The amount of hydrogen stored when it exploded in the Uno-X station in Sandvika is uncertain, but in the safety analysis, the company estimates that they would store up to 100 kilograms during the first 1-2 years.
Leakage without Alarm
Perhaps the most disturbing fact emerging is that there was a hydrogen leak for an estimated 2.5 hours, that did not set off any alarms before the station exploded.
Nel installed the technology at the station and has admitted their responsibility for the explosion.
They are now reacting to the accident with a four point action plan. First, with a verified plug solution, they intend to inspect all high pressure storage units in Europe, and to check and re-torque all plugs. This should prevent the same circumstances arising in the future.
Second, they are updating their routines for assembly of high pressure storage units. This includes the introduction of a new safety system, and routines that follow an aerospace standard. This includes torque verification, double witness and documentation/marking.
Third, there is a need for improved leak detection, since it is estimated that hydrogen leaked from the tank for 2.5 hours, without this being detected. Thus, no alarm sounded before the tank exploded. Initially, this will involve a software update to increase leak detection frequency. However, they will also consider additional detection hardware and/ or modifications to the existing equipment.
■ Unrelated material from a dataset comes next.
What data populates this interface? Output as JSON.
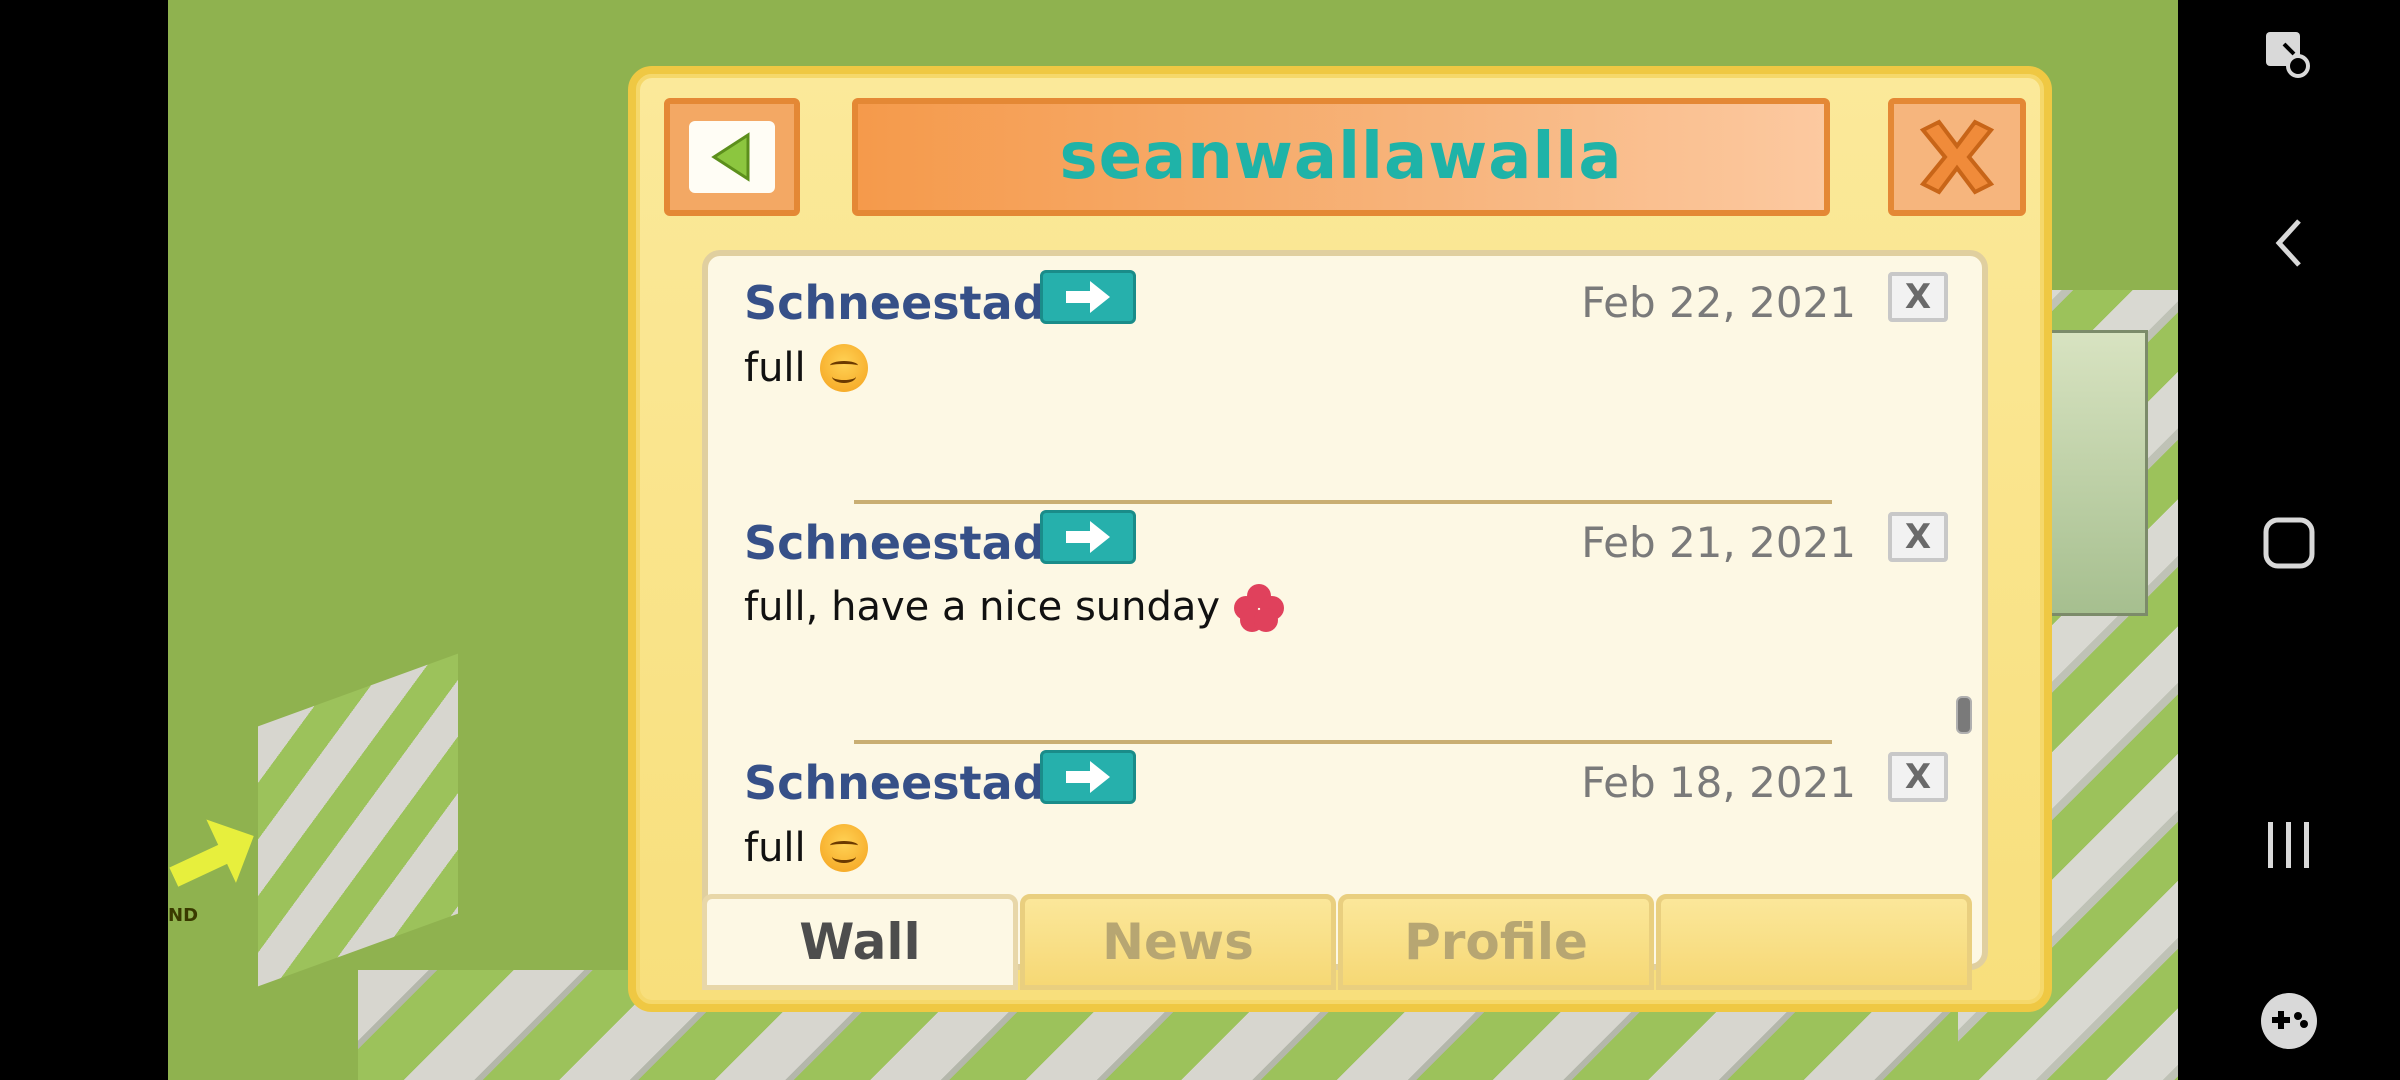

Fourth, ignition control measures will have to be implemented. These are site dependent. A smooth surface, without gravel, should surround any high pressure storage unit. Additional ventilation may also be required, along with greater use of EX-equipment. That is, electrical equipment specifically designed for hazardous locations. This type of equipment should be specially designed and tested to ensure it does not initiate an explosion, including – but not restricted to – those due to arcing contacts or high surface temperature of equipment.
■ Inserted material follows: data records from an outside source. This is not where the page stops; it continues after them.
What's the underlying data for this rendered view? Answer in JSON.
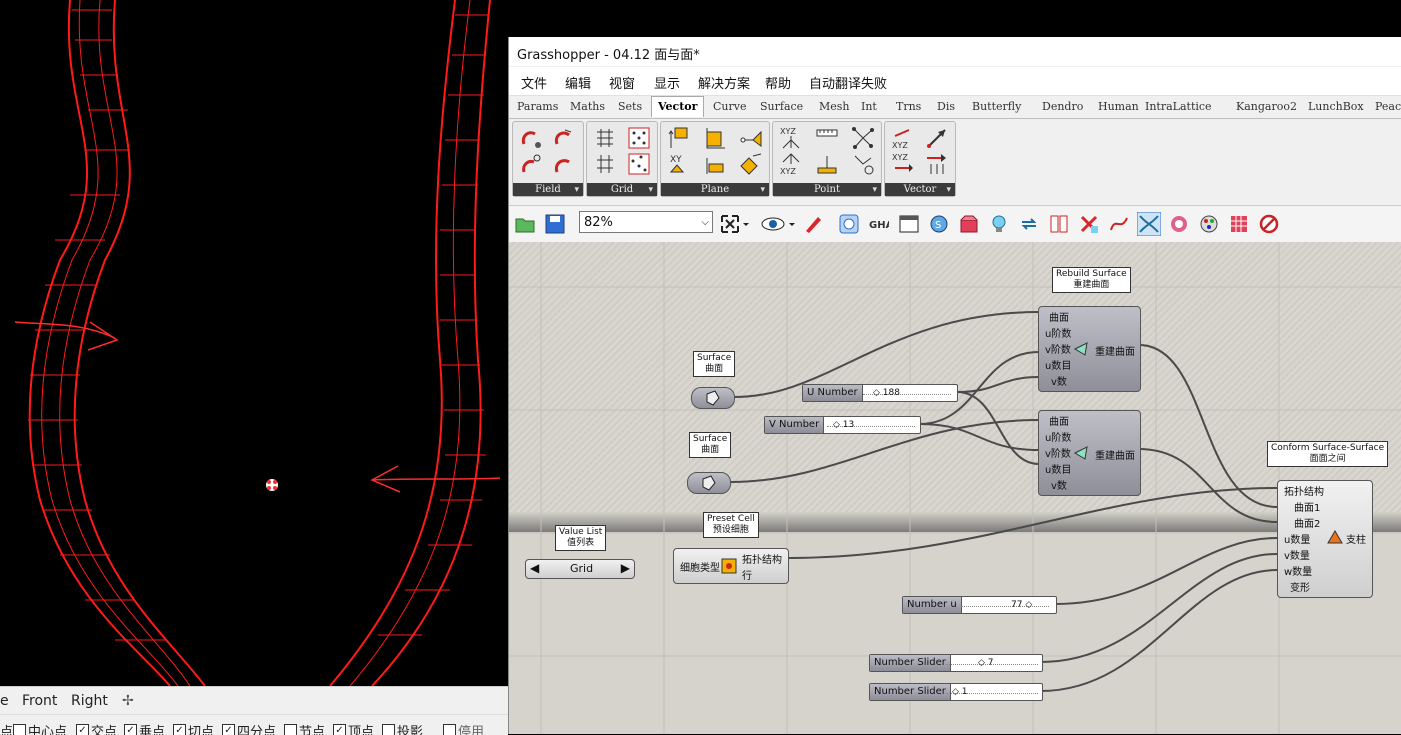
{
  "rhino": {
    "view_tabs": [
      "e",
      "Front",
      "Right",
      "✢"
    ],
    "osnaps": [
      {
        "label": "点",
        "checked": false,
        "has_box": false
      },
      {
        "label": "中心点",
        "checked": false,
        "has_box": true
      },
      {
        "label": "交点",
        "checked": true,
        "has_box": true
      },
      {
        "label": "垂点",
        "checked": true,
        "has_box": true
      },
      {
        "label": "切点",
        "checked": true,
        "has_box": true
      },
      {
        "label": "四分点",
        "checked": true,
        "has_box": true
      },
      {
        "label": "节点",
        "checked": false,
        "has_box": true
      },
      {
        "label": "顶点",
        "checked": true,
        "has_box": true
      },
      {
        "label": "投影",
        "checked": false,
        "has_box": true
      },
      {
        "label": "停用",
        "checked": false,
        "has_box": true
      }
    ],
    "wire_color": "#ff1a1a"
  },
  "gh": {
    "title": "Grasshopper - 04.12 面与面*",
    "menu": [
      "文件",
      "编辑",
      "视窗",
      "显示",
      "解决方案",
      "帮助",
      "自动翻译失败"
    ],
    "category_tabs": [
      "Params",
      "Maths",
      "Sets",
      "Vector",
      "Curve",
      "Surface",
      "Mesh",
      "Int",
      "Trns",
      "Dis",
      "Butterfly",
      "Dendro",
      "Human",
      "IntraLattice",
      "Kangaroo2",
      "LunchBox",
      "Peaco"
    ],
    "active_tab": "Vector",
    "panels": [
      "Field",
      "Grid",
      "Plane",
      "Point",
      "Vector"
    ],
    "zoom": "82%",
    "nodes": {
      "rebuild_label": [
        "Rebuild Surface",
        "重建曲面"
      ],
      "rebuild_inputs": [
        "曲面",
        "u阶数",
        "v阶数",
        "u数目",
        "v数"
      ],
      "rebuild_output": "重建曲面",
      "rebuild2_inputs": [
        "曲面",
        "u阶数",
        "v阶数",
        "u数目",
        "v数"
      ],
      "rebuild2_output": "重建曲面",
      "surface1_label": [
        "Surface",
        "曲面"
      ],
      "surface2_label": [
        "Surface",
        "曲面"
      ],
      "conform_label": [
        "Conform Surface-Surface",
        "面面之间"
      ],
      "conform_inputs": [
        "拓扑结构",
        "曲面1",
        "曲面2",
        "u数量",
        "v数量",
        "w数量",
        "变形"
      ],
      "conform_output": "支柱",
      "valuelist_label": [
        "Value List",
        "值列表"
      ],
      "valuelist_value": "Grid",
      "presetcell_label": [
        "Preset Cell",
        "预设细胞"
      ],
      "presetcell_input": "细胞类型",
      "presetcell_outputs": [
        "拓扑结构",
        "行"
      ]
    },
    "sliders": {
      "u_number": {
        "name": "U Number",
        "value": "188"
      },
      "v_number": {
        "name": "V Number",
        "value": "13"
      },
      "number_u": {
        "name": "Number u",
        "value": "77"
      },
      "slider_a": {
        "name": "Number Slider",
        "value": "7"
      },
      "slider_b": {
        "name": "Number Slider",
        "value": "1"
      }
    }
  }
}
Incorrect Assembly of Equipment
The safety consulting company Gexcon, along with SINTEF and Bureau Veritas, is responsible for investigating the accident. They have found that a plug in one of the hydrogen tanks was mounted incorrectly and that this is why hydrogen leaked into the air and formed a cloud that eventually exploded.
On Friday, 2019-06-28, Nel, the company manufacturing the hydrogen distribution equipment, and who has taken responsibility for the explosion, explained how the incorrect assembly took place. Their presentation – which appears to be part public relations information about the company and part explanation for the incident – is here.
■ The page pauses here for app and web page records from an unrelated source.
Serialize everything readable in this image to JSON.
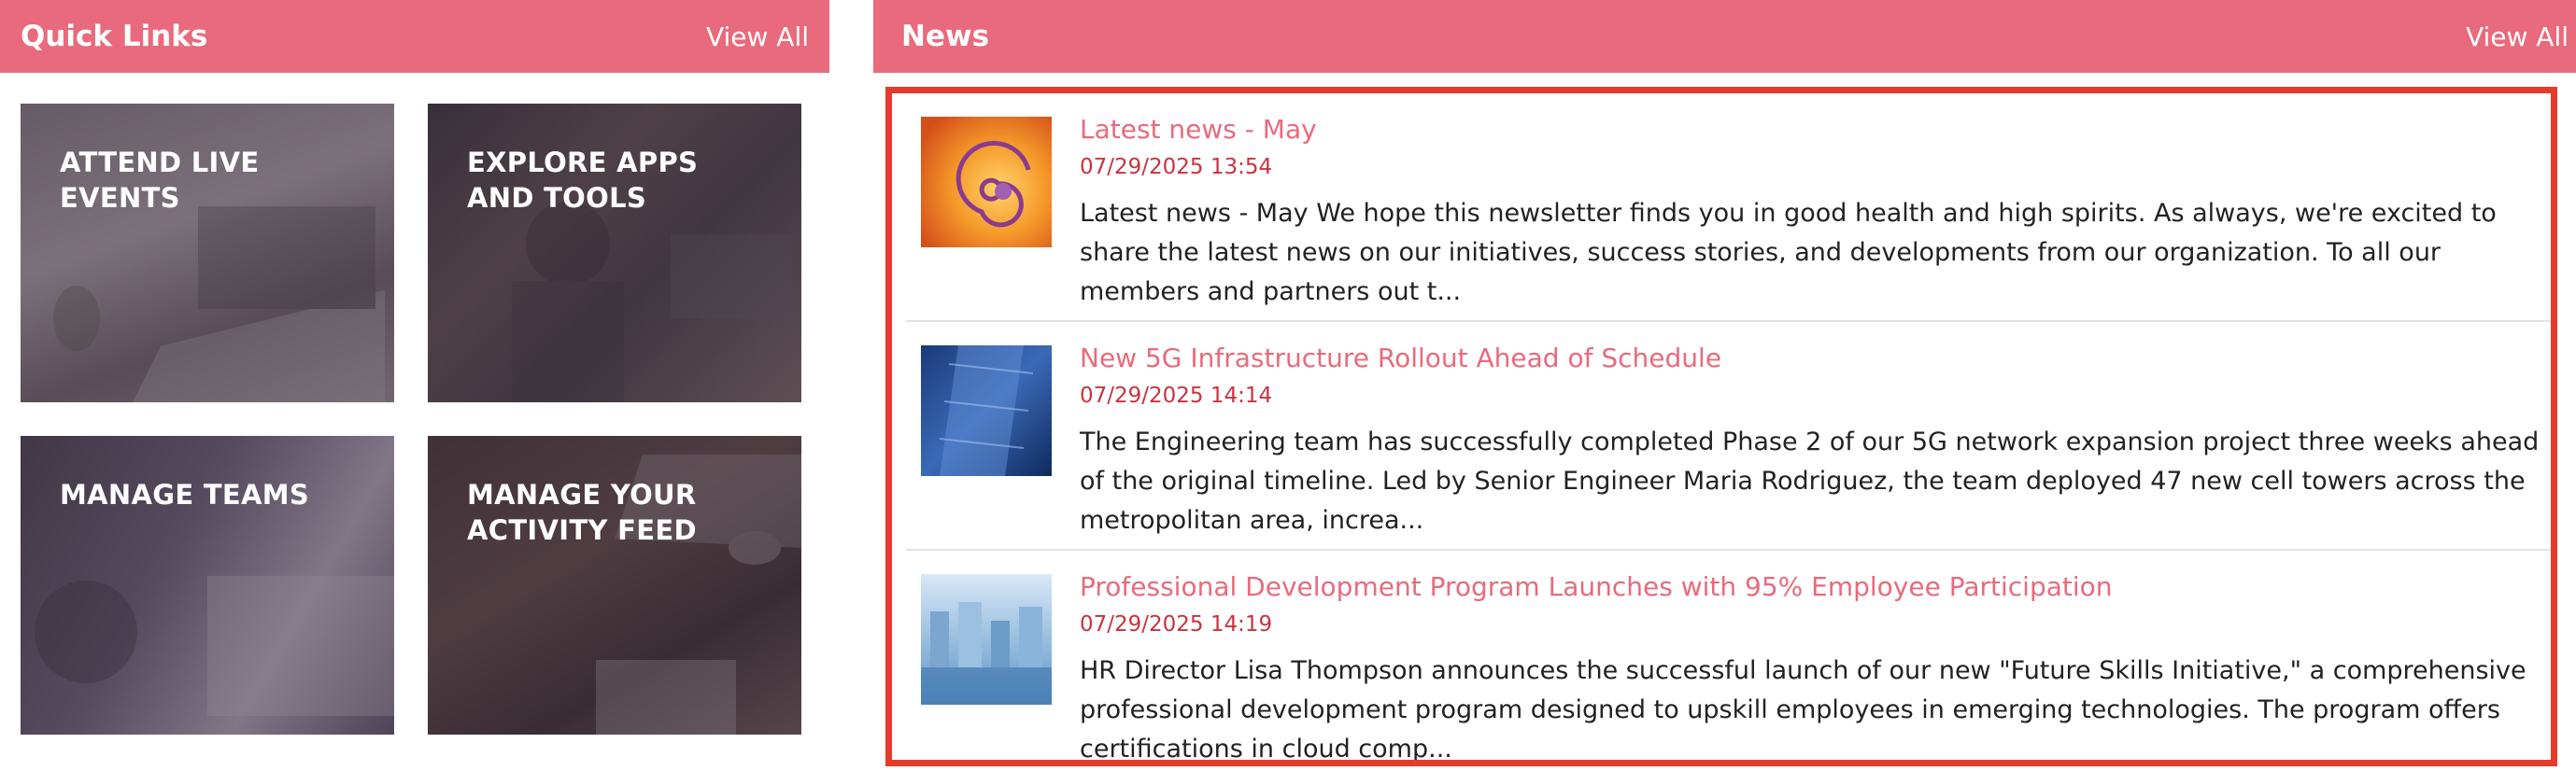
{
  "quick_links": {
    "title": "Quick Links",
    "view_all": "View All",
    "tiles": [
      {
        "label": "ATTEND LIVE EVENTS"
      },
      {
        "label": "EXPLORE APPS AND TOOLS"
      },
      {
        "label": "MANAGE TEAMS"
      },
      {
        "label": "MANAGE YOUR ACTIVITY FEED"
      }
    ]
  },
  "news": {
    "title": "News",
    "view_all": "View All",
    "items": [
      {
        "title": "Latest news - May",
        "date": "07/29/2025 13:54",
        "summary": "Latest news - May We hope this newsletter finds you in good health and high spirits. As always, we're excited to share the latest news on our initiatives, success stories, and developments from our organization. To all our members and partners out t..."
      },
      {
        "title": "New 5G Infrastructure Rollout Ahead of Schedule",
        "date": "07/29/2025 14:14",
        "summary": "The Engineering team has successfully completed Phase 2 of our 5G network expansion project three weeks ahead of the original timeline. Led by Senior Engineer Maria Rodriguez, the team deployed 47 new cell towers across the metropolitan area, increa..."
      },
      {
        "title": "Professional Development Program Launches with 95% Employee Participation",
        "date": "07/29/2025 14:19",
        "summary": "HR Director Lisa Thompson announces the successful launch of our new \"Future Skills Initiative,\" a comprehensive professional development program designed to upskill employees in emerging technologies. The program offers certifications in cloud comp..."
      }
    ]
  },
  "colors": {
    "header_bg": "#e96a7c",
    "news_title": "#e96a7c",
    "news_date": "#c8333f",
    "highlight_border": "#e33c2c"
  }
}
- Materials OK
- Magnetic particle inspection
- Penetrant testing
- Verification of materials
- Design OK
- 1 000 000 cycle accelerated test
- Assembly NOT OK
- Bolt analysis
- Physical gap
- Opening torque
- Starting condition.
- Green bolts torqued properly
- Blue bolts not torqued properly
- Red sealing fails.
- Starting with small leak on red sealing area
- Small leak wears red sealing out and escalates
- Large leak exceeding capacity of leak bore, causing pressure increases inside blue sealing area
- Bushing with Plug lifts and the blue seal fails.
- Insufficient pretension of bolts leads to lift of the plug and blue sealings fail immediately
- Spread of Hydrogen leaks out in uncontrolled way
There are two main candidates for ignition that are probably impossible to distinguish between. These are: 1. Self-ignition by static electricity mixed with optimum amount of oxygen and hydrogen led to ignition. 2. Gravel on the substrate at the tank, which lay at the very bottom in one corner. Wind acting on the gravel may have caused friction which led to ignition.
An additional report is expected to be released at the end of august 2019.
V2: The content was updated 2019-06-30 at 17:30.